A season of simmering frustration boiled over in a 30-12 loss to the Minnesota Vikings that Jaguars coach Jack Del Rio described as "unacceptable" and "embarrassing."
Before either team's quarterback had touched the football, the Jaguars trailed 7-0, and before Jaguars quarterback David Garrard had held the ball in his hands, Garrard and the Jaguars trailed 14-0. As it would turn out, the winning points were scored before the game was two minutes old.
So it was that Del Rio wore an intense expression when he walked into his postgame media conference, which followed what was likely a longer-than-usual postgame address to his players. In short, the fur no doubt flew.
"I found that performance today to be totally unacceptable and I take full responsibility for not preparing my football team," Del Rio told reporters.
Right away, it became clear this was going to be one of those memorable moments that puts a team at a crossroads, which is precisely what Del Rio did following Sunday's loss. Based on Del Rio's narrative, the time for change is at hand.
"To have a team that plays that sloppily, turns the ball over on the first play of the game and allows the defense to pick up the ball and run for a touchdown is embarrassing. I will evaluate everything and everyone including myself. I have to do a better job with my staff," Del Rio said.
There it is, folks. For all of you who are angry at the Jaguars' performance this season, there's your satisfaction; that the coach is mad as hell and he's not going to take it any more.
It's been simmering for some time, and this wasn't the first postgame press conference in which Del Rio's mood has been tense and resolute. It's just that in this one, he turned the heat up to full flame.

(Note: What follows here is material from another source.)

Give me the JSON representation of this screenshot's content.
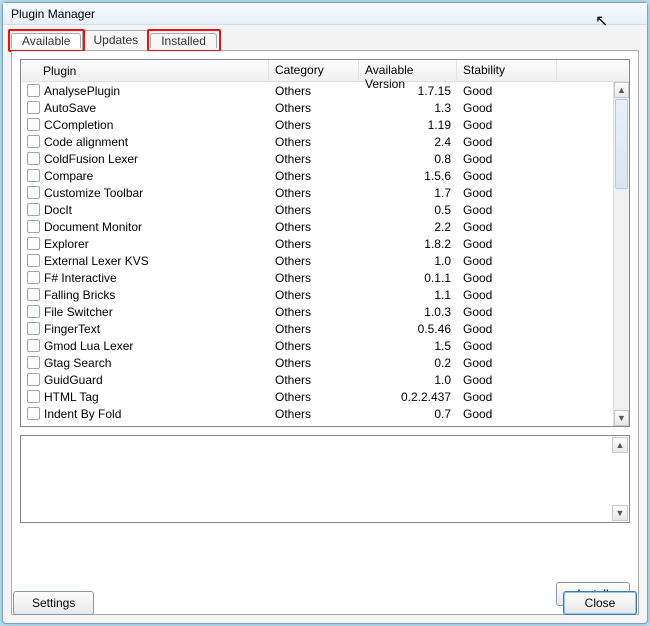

"All the words that need to be said have been said and heard. We're just not getting it right now. We'll continue to evaluate why. That process takes place anyhow, it just gets intensified when you're losing. Obviously, it's going to be intensified," Del Rio said.
At 4-7 and with no hope of this season leading to anything but a disappointing conclusion, tryouts for next season are underway. Players are playing for their futures.
"That's always the case. When is that not the case? This is professional football. The only way you stay in this business is to produce," Del Rio said.
There is obviously an implied threat in those words. It's a threat with which professional football players must always live, but that threat is especially sharp in Jacksonville, where the Jaguars' production continues to decline. The same team that rallied from an 0-2 start to take a 3-3 record into its bye week, has now lost four of its last five games.
This is largely the same team that scored two exhilarating wins in Pittsburgh last year and nearly pulled off a playoff upset of then-undefeated New England. So what the heck has happened?
That's a question Del Rio is determined to answer in what remains of this season.